No.4 – Genre’s – Simple one really I like my bookshop to give me the opportunity to discover something new. I like quite a range of books from horror, historical fiction, fantasy, thriller, classical. Basically, if it’s a good story I will read it, regardless of author, writing style, time period. I love being immersed in the story and that is the basis of everything fiction that I read. However one of my main uses of bookshops now is reference books, this is where a range is such a benefit and beats online hands down. Being able to look through the books to see if the data you require is in there and to compare details between two or three books before deciding which to buy is fantastic. Although specialist genre shops are interesting.. they can feel tourist-y and although I’ll happily have a browse I know up-front what to expect so don’t get pulled into the treasure hunt that is the bookshop.


So with all that said what is the future for “the bookshop” –

I still think there is a place for bookshops but a few tweaks are needed.

For example a bookstore should become an active part of the community, Facebook and the like are perfect for this. Find out what people are reading and talking about. Bring the book clubs in store, find titles that are related to their books, ask them to contribute to reader recommendation section in store or online. Bring in local authors to talk about the craft. Host workshops to write, or bind a book. Tips on making a journal or starting a writing blog.
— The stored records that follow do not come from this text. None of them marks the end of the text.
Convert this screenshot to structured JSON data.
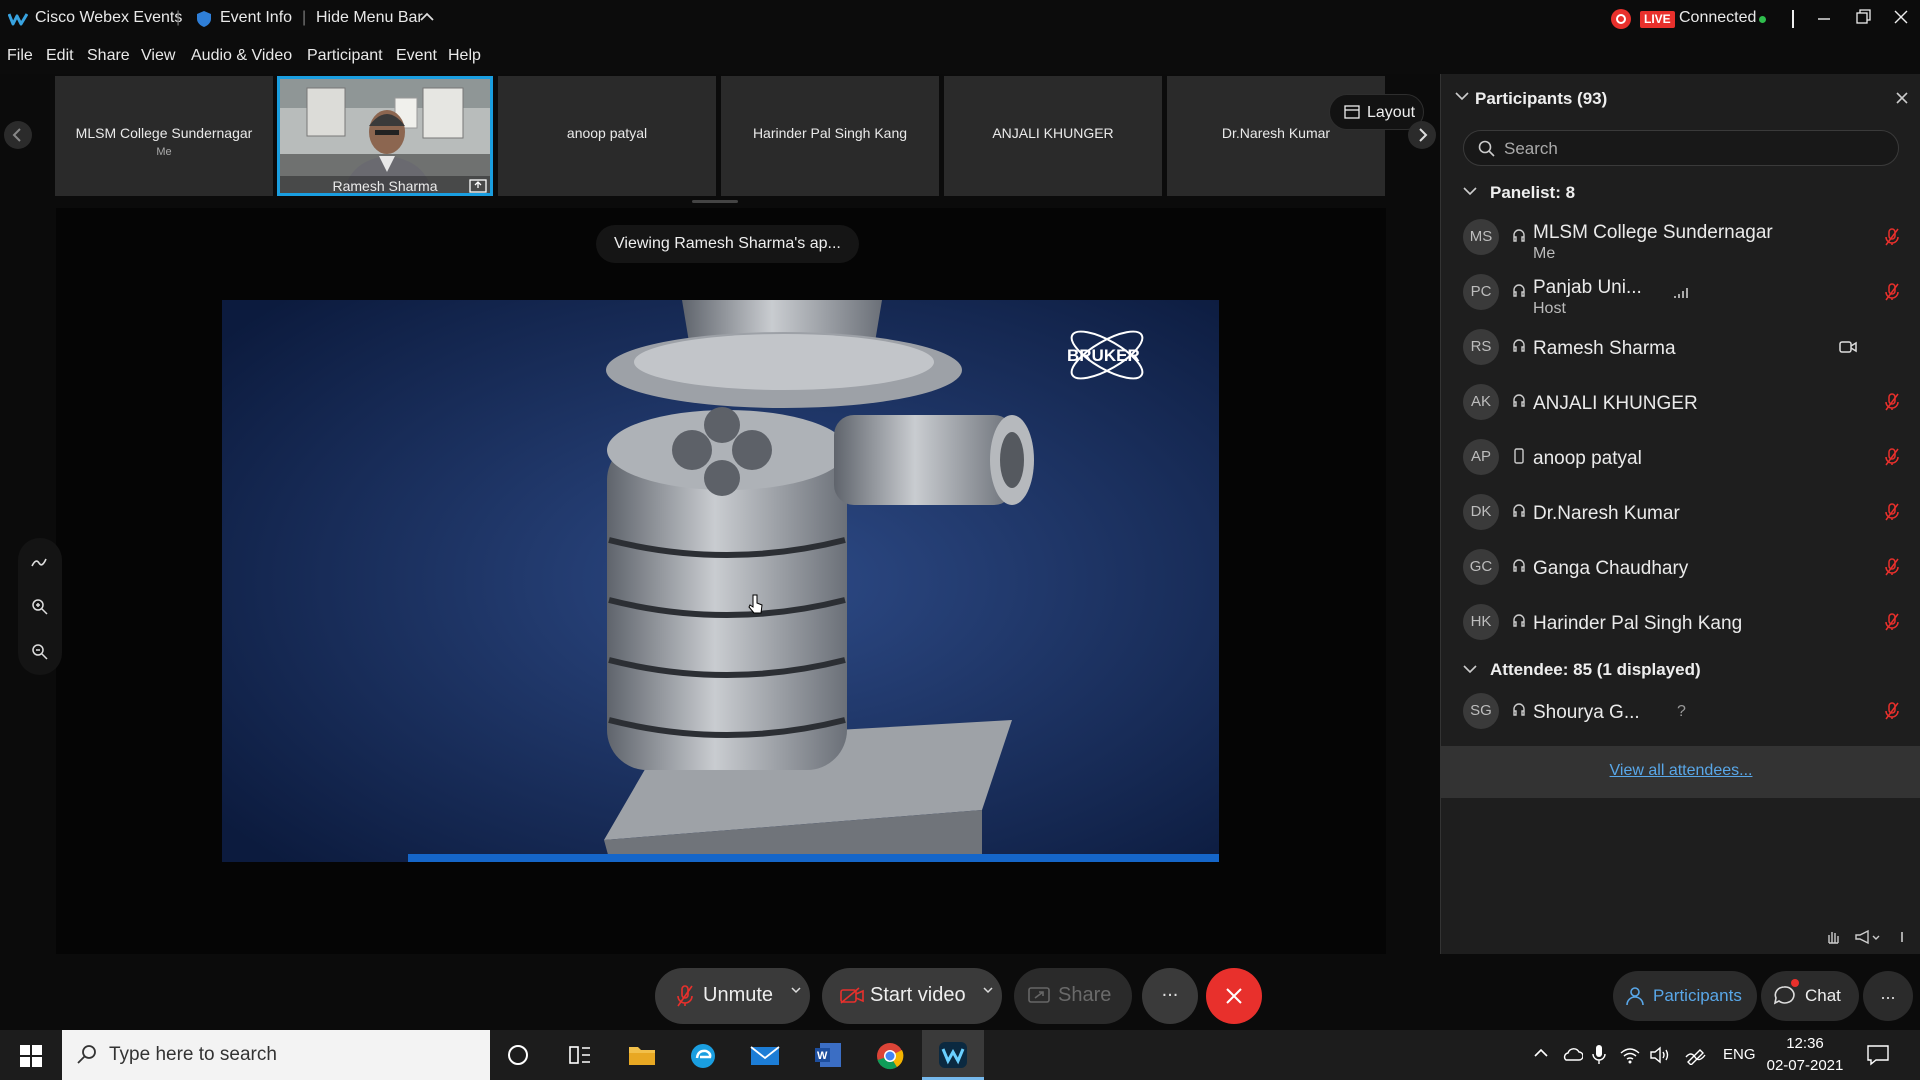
{
  "titlebar": {
    "app_title": "Cisco Webex Events",
    "event_info": "Event Info",
    "hide_menu": "Hide Menu Bar",
    "live_badge": "LIVE",
    "connected": "Connected"
  },
  "menubar": {
    "items": [
      "File",
      "Edit",
      "Share",
      "View",
      "Audio & Video",
      "Participant",
      "Event",
      "Help"
    ]
  },
  "filmstrip": {
    "tiles": [
      {
        "name": "MLSM College Sundernagar",
        "sub": "Me"
      },
      {
        "name": "Ramesh Sharma",
        "sub": ""
      },
      {
        "name": "anoop patyal",
        "sub": ""
      },
      {
        "name": "Harinder Pal Singh Kang",
        "sub": ""
      },
      {
        "name": "ANJALI KHUNGER",
        "sub": ""
      },
      {
        "name": "Dr.Naresh Kumar",
        "sub": ""
      }
    ],
    "layout_label": "Layout"
  },
  "stage": {
    "viewing_label": "Viewing Ramesh Sharma's ap...",
    "watermark": "BRUKER"
  },
  "participants_panel": {
    "title": "Participants (93)",
    "search_placeholder": "Search",
    "panelist_header": "Panelist: 8",
    "attendee_header": "Attendee: 85 (1 displayed)",
    "panelists": [
      {
        "initials": "MS",
        "name": "MLSM College Sundernagar",
        "role": "Me"
      },
      {
        "initials": "PC",
        "name": "Panjab Uni...",
        "role": "Host"
      },
      {
        "initials": "RS",
        "name": "Ramesh Sharma",
        "role": ""
      },
      {
        "initials": "AK",
        "name": "ANJALI KHUNGER",
        "role": ""
      },
      {
        "initials": "AP",
        "name": "anoop patyal",
        "role": ""
      },
      {
        "initials": "DK",
        "name": "Dr.Naresh Kumar",
        "role": ""
      },
      {
        "initials": "GC",
        "name": "Ganga Chaudhary",
        "role": ""
      },
      {
        "initials": "HK",
        "name": "Harinder Pal Singh Kang",
        "role": ""
      }
    ],
    "attendees": [
      {
        "initials": "SG",
        "name": "Shourya G...",
        "role": "",
        "extra": "?"
      }
    ],
    "view_all": "View all attendees..."
  },
  "controls": {
    "unmute": "Unmute",
    "start_video": "Start video",
    "share": "Share",
    "more": "...",
    "participants": "Participants",
    "chat": "Chat"
  },
  "taskbar": {
    "search_placeholder": "Type here to search",
    "language": "ENG",
    "time": "12:36",
    "date": "02-07-2021"
  },
  "colors": {
    "accent": "#1a9ee0",
    "end": "#e8302c",
    "live": "#e8302c",
    "link": "#59a7e8",
    "unmute_icon": "#e8302c"
  }
}
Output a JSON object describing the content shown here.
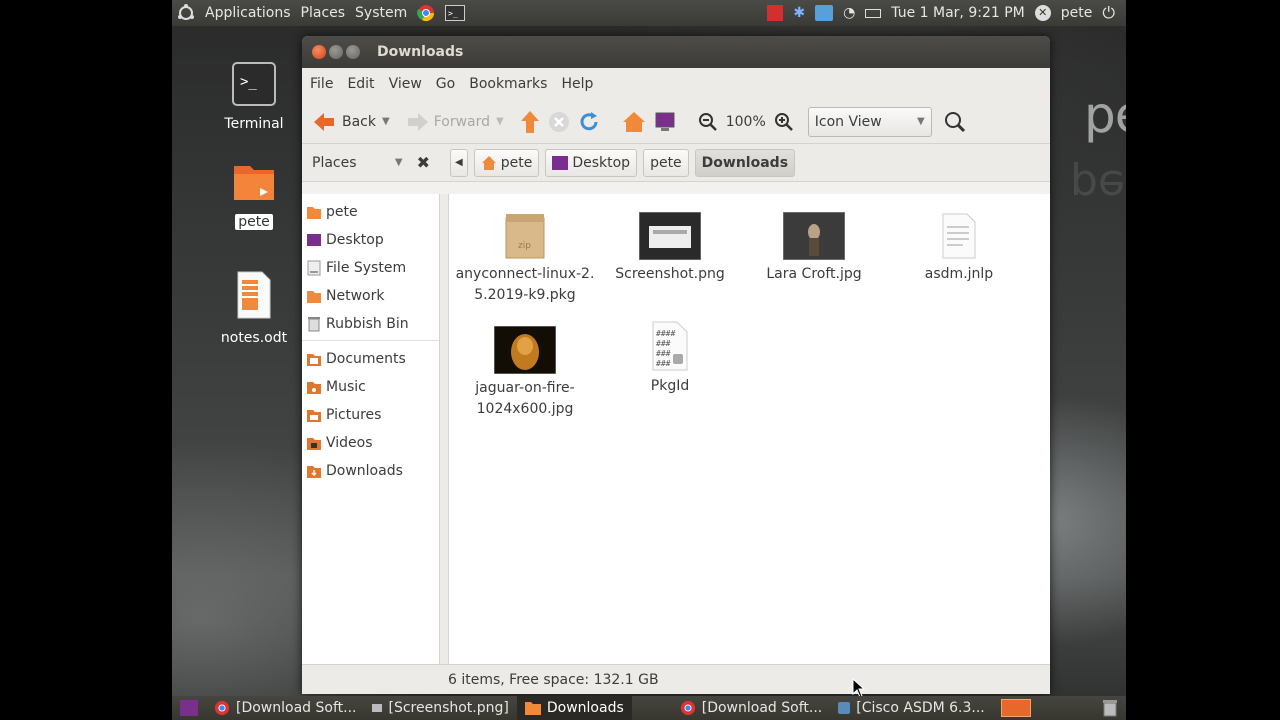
{
  "top_panel": {
    "menus": [
      "Applications",
      "Places",
      "System"
    ],
    "clock": "Tue 1 Mar,  9:21 PM",
    "user": "pete"
  },
  "desktop": {
    "icons": [
      {
        "label": "Terminal",
        "icon": "terminal-icon"
      },
      {
        "label": "pete",
        "icon": "home-folder-icon"
      },
      {
        "label": "notes.odt",
        "icon": "document-icon"
      }
    ],
    "watermark": "petenetlive"
  },
  "window": {
    "title": "Downloads",
    "menu": [
      "File",
      "Edit",
      "View",
      "Go",
      "Bookmarks",
      "Help"
    ],
    "toolbar": {
      "back": "Back",
      "forward": "Forward",
      "zoom": "100%",
      "view_mode": "Icon View"
    },
    "places_label": "Places",
    "breadcrumbs": [
      "pete",
      "Desktop",
      "pete",
      "Downloads"
    ],
    "sidebar": {
      "group1": [
        "pete",
        "Desktop",
        "File System",
        "Network",
        "Rubbish Bin"
      ],
      "group2": [
        "Documents",
        "Music",
        "Pictures",
        "Videos",
        "Downloads"
      ]
    },
    "files": [
      {
        "name_line1": "anyconnect-linux-2.",
        "name_line2": "5.2019-k9.pkg",
        "icon": "zip-package-icon"
      },
      {
        "name_line1": "Screenshot.png",
        "name_line2": "",
        "icon": "image-thumbnail"
      },
      {
        "name_line1": "Lara Croft.jpg",
        "name_line2": "",
        "icon": "image-thumbnail"
      },
      {
        "name_line1": "asdm.jnlp",
        "name_line2": "",
        "icon": "text-file-icon"
      },
      {
        "name_line1": "jaguar-on-fire-",
        "name_line2": "1024x600.jpg",
        "icon": "image-thumbnail"
      },
      {
        "name_line1": "PkgId",
        "name_line2": "",
        "icon": "locked-file-icon"
      }
    ],
    "status": "6 items, Free space: 132.1 GB"
  },
  "taskbar": {
    "tasks": [
      "[Download Soft...",
      "[Screenshot.png]",
      "Downloads",
      "[Download Soft...",
      "[Cisco ASDM 6.3..."
    ]
  }
}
I would also like to see bookstore’s advance with technology. I was once in a music store which had a computer set-up for users which had a “what’s this track” button on the screen. Basically, the music playing in the store would be published behind this button, why can’t the same be done with audio-books, think BBC 4, snippets of a story playing quietly in the back-ground, and the story changing every half hour or hour? The power of advertising is undisputed.


Long live the book shop!